 Start off the lesson by asking students what they most recently bought at a store. A Bakugan? A Barbie? A piece of candy? Once ideas were given, ask about how those items were paid for. Suggest they were paid for using a one-dollar bill? A five-dollar bill? Ask students if they know what had to happen if they paid for a piece of candy that cost $0.25 and they gave the clerk $1.00. Discuss predictions.
 Go into discussing how "getting change back" works. When you pay for something with more than you owe, you get change back. Introduce how a clerk could find out how much change he would owe you, by writing a subtraction sentence. Set up on the board. Have children help you determine which numbers to use and which goes on top. Explain how "double regrouping" will take place. When subtracting $1.00 - $0.25, in the ones place, you can't subtract 0-5. So see if you can borrow from the tens place. Nope! What about your next-next-door neighbor, the hundreds place? Yes! Regroup the hundreds place, making him go from a 1 to a 0. Then, the tens place goes from a 0 up to a 10. Go back to the ones place for a second, can we subtract 0 minus 5 yet? No! So we need to do our regrouping again! Go to the tens place, cross him out, changing him from a 10, down to a 9. Give that to the ones place, changing him from a 0 up to a 10. Now you can subtract in all three places. Model how this is done, and how the final answer is shown. Repeat this process but asking children to set up the situation- they decide what is bought, how much it is, and how much you are to give the clerk in order to buy the item.
 Model this a few times, then invite kids up to the board to do the subtracting. During this, be calling on student for input of how to do this correctly. If space is available, set up more than one number sentence on the board so multiple students are practicing this application at the same time. Once all students have had a chance to do this, move on to independent practice.
 To extend the lesson higher: Students can work in pairs, one student/customer paying for a certain item, giving the other student/clerk the correct bills, making change by writing it on paper or solving in their head, and giving the customer the change in fake coins. To extend the lesson lower: stick with only writing the number sentences on the dry erase boards. Set up the sentences on the chalk board so student see how the numbers are to be correctly lined up. Go step by step with this group to insure their doing each step correctly.
Checking For Understanding:

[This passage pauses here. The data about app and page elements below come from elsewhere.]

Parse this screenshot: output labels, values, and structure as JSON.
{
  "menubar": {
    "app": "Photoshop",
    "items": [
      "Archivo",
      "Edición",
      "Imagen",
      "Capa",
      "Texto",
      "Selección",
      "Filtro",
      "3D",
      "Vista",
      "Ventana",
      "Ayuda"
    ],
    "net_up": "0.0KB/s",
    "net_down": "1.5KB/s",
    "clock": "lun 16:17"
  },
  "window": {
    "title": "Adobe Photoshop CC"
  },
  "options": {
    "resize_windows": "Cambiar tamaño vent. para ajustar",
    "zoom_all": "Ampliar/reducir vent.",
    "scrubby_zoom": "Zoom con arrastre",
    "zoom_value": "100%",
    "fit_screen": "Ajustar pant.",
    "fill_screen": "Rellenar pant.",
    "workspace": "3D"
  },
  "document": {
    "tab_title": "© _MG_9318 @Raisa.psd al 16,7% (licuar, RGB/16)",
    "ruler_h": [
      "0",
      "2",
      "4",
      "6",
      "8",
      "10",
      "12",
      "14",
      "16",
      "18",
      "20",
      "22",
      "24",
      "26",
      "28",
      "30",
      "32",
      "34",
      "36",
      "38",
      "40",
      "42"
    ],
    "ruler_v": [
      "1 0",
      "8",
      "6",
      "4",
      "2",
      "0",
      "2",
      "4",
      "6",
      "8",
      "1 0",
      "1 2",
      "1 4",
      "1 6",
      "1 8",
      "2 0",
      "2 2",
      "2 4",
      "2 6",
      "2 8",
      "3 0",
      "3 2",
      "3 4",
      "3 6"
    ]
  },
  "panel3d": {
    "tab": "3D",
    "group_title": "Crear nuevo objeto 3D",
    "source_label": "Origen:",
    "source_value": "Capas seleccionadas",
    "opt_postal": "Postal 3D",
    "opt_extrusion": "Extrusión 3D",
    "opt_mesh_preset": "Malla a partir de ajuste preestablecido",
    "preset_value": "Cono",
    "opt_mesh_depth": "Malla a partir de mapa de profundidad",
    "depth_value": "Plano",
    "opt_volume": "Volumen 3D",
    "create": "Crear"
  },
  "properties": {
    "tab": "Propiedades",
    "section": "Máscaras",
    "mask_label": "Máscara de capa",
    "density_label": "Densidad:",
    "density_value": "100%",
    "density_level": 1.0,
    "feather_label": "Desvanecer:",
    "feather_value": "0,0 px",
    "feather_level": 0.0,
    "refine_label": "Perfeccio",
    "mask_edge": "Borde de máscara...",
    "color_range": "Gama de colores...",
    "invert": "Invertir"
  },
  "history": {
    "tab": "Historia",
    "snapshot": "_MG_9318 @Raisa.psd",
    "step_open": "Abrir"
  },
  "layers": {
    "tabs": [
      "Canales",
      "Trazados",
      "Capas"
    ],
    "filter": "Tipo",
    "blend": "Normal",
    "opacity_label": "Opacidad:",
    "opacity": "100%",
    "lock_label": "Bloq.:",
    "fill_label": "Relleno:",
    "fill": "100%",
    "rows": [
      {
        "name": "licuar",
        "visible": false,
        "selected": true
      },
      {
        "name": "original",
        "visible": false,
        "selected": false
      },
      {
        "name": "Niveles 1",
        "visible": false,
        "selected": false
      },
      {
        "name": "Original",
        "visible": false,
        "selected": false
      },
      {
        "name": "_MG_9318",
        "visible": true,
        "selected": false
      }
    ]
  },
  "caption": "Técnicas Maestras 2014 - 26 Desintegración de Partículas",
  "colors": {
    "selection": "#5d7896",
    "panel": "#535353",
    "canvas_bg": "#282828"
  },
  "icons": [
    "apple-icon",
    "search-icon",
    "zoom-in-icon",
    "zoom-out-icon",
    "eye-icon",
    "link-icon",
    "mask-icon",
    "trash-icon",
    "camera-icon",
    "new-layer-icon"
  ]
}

 To check for understanding, students should hold up their dry erase boards with their answers. If incorrect, help determine where the student went wrong and guide towards fixing it. Don't just tell them it's wrong, explain to them where they went wrong and the steps they need to take to fix their mistakes. Teachers should walk around observing the process students are taking to solve the problems and make sure to provide feedback to every student.
 Regroup back as a class with materials put away to discuss what they have learned. Ask them to connect it to their own lives, by asking when they'd ever need to use this concept. Share how you as a teacher use this concept every day as an adult and they'll eventually need this skill as well!
 Teachers should prepare a worksheet to have students complete after practicing with dry erase boards/actual coins, etc. Students should use pencil and paper to set up the subtraction sentences and solve them given specific situations on the worksheet. These should be graded immediately and if mistakes are made, children should fix their mistakes right then before moving on to something else.
Teacher Reflections:
 Think about what worked and what did not work. Did you give students enough time to practice on the dry erase boards? Did you connect the lesson to their lives, using examples they could relate to? Did you make sure you differentiated the material to reach all abilities of all students? If not all students mastered the concept, it should be repeated/retaught the next day and/or following days.

Create New Lesson Plan Lesson Plan Center

Popular Areas: Bloom's Taxonomy Verbs | Lesson Planning Blocks | Lesson Forms Pack | Lesson Writing | Teacher Forum Chat